A 'No hoodies' sign in a lift at Terminus House Harlow, a disused office building now used for social housing.
B&Bs are also being used as temporary accommodation. The bathrooms are often shared with other residents and vulnerable adults. A third of the 2,420 families known to be living in B&Bs in December 2018 had been there for more than six weeks. The report also confirms that two in five children had been in temporary accommodation for at least six months, and at least 6,000 children had been there for a year at this date.
As a further 375,000 children in England are in households that have fallen behind with rent or mortgage payments thousands more could become homeless. Temporary accommodation is costly – councils spent nearly £1bn on such short-term solutions in 2017–18.
These stories are appalling, and it is acknowledged that the UK has suffered an increasing housing deficit, now estimated at more than 1m homes, for many years. Sixteen years ago the Barker Review made various recommendations including building 120,000 extra houses each year.

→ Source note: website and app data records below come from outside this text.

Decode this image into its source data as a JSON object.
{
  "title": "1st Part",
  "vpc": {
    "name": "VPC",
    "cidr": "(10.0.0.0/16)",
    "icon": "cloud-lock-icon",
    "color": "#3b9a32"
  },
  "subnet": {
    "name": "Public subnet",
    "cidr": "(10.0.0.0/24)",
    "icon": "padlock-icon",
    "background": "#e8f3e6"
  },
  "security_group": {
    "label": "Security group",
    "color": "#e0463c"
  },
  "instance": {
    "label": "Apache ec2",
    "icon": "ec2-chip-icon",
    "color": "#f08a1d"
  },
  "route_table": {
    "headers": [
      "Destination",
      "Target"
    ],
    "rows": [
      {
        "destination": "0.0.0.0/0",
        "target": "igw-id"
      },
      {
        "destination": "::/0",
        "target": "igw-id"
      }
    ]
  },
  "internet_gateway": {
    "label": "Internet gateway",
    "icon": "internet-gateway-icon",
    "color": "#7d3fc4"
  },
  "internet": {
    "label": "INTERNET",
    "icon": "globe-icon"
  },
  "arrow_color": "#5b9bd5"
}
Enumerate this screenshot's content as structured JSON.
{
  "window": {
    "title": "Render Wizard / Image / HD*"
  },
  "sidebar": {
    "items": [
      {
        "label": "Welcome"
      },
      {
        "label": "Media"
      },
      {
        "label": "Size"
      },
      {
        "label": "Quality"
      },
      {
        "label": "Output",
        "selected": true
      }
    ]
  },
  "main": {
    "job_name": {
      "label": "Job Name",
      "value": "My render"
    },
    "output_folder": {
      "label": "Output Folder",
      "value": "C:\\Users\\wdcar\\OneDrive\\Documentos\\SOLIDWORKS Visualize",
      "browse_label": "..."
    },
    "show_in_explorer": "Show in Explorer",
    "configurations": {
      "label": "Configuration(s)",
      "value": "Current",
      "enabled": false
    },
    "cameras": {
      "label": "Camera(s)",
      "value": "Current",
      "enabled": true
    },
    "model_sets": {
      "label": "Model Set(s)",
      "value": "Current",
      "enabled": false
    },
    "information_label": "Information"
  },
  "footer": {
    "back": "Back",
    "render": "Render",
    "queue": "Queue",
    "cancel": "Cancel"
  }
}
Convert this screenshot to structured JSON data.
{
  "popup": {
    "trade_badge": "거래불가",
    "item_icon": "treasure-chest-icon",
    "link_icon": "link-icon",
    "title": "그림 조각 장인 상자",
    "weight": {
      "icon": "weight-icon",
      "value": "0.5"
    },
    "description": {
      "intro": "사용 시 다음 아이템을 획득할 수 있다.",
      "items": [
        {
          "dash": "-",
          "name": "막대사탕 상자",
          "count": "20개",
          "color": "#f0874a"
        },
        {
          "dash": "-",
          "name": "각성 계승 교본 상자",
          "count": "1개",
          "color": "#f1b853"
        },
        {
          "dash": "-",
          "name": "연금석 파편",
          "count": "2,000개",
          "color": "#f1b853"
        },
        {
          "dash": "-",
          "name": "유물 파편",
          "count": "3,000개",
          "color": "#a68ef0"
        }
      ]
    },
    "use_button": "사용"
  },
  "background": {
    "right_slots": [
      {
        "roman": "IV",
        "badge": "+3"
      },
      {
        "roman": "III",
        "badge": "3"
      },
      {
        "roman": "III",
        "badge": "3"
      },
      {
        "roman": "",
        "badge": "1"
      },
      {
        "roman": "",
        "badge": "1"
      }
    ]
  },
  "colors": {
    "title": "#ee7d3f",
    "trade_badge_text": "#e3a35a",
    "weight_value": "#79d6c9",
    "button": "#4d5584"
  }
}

Readers will doubtless recall numerous occasions where senior politicians from all parties have outdone each other in promising to build hundreds of thousands of affordable homes, blithely ignoring the problems of planning regulations availability or suitability of land and resources in the construction industry, among other issues. The increasing housing deficit confirms the promised homes have never been built.

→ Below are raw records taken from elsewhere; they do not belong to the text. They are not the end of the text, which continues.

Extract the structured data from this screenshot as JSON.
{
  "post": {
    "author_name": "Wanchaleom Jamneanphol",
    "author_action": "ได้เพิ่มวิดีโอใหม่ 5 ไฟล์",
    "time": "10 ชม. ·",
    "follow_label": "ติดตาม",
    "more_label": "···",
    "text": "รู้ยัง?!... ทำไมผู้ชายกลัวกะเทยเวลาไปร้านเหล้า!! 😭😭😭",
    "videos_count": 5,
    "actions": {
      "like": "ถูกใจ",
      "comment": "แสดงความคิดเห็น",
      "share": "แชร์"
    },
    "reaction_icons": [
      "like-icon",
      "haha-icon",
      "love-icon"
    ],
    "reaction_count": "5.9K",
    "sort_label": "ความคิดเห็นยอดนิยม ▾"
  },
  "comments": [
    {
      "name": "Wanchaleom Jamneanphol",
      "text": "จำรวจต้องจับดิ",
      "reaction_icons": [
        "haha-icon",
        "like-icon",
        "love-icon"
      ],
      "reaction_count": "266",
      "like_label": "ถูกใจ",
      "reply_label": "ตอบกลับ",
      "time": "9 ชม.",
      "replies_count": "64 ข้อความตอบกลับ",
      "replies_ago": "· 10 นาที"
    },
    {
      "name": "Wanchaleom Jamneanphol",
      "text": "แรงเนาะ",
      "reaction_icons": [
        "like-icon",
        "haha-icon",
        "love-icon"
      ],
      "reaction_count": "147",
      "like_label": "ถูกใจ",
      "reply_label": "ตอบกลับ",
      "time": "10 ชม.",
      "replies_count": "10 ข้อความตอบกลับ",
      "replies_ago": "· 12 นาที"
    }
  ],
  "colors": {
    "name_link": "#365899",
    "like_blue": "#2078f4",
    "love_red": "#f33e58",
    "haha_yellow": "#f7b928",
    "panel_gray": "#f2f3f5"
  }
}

Property Journal has covered this topic repeatedly over the years since David Cameron was prime minister, and RICS members and staff have offered practical and innovative solutions: some have even questioned whether there is a housing shortage at all.
Why do politicians continue to ignore the elephant in the room that is the ever-increasing number of empty homes? The MHCLG published statistics in May 2019 showing that at October 2018 the number of empty homes in England stood at 634,453. This figure includes more than 226,000 long-term empty homes properties that have been empty for longer than six months and among these some buildings, both residential and commercial, have stood empty for more than ten years.
During the last general election, the major parties' leaders continued to parrot on about the huge numbers of affordable houses they would build if elected. The Green Party's manifesto did say it would 'empower local authorities to bring empty homes back into use, change the planning system to incentivise renovation, extension and improvement of existing buildings, rather than relying on new build, to reduce the use of steel, concrete, cladding and finishes which produce massive amounts of carbon in their manufacture'. Meanwhile, the Conservatives, Liberal Democrats and Labour all suggested hiking council tax on empty homes.
In response to an earlier letter from Action on Empty Homes the then housing minister, Esther McVey, pointed to existing initiatives such as the Empty Dwelling Management Order (EDMO). However councils have found EDMOs introduced in 2006 too difficult to administer (see Property Journal October/November 2019 pp.50–51). Only six EDMOs were used in 2018, not the 1,000 a year that were originally envisaged.
Chris Bailey is campaign manager at Action on Empty Homes. Before the election the organisation sent the following proposals to the parties vying for power:
It is hoped the government will listen to these eminently sensible proposals. Obviously there is no easy or quick solution to the disastrous housing situation, but it surely makes more sense to act to reduce both the number of empty homes and the housing deficit.
Or are the politicians' repeated promises to build new houses while not actually doing anything –as is shown in current figures and the number of people living on the streets – a better option?
Related competencies include: Housing strategy and provision, Planning development and management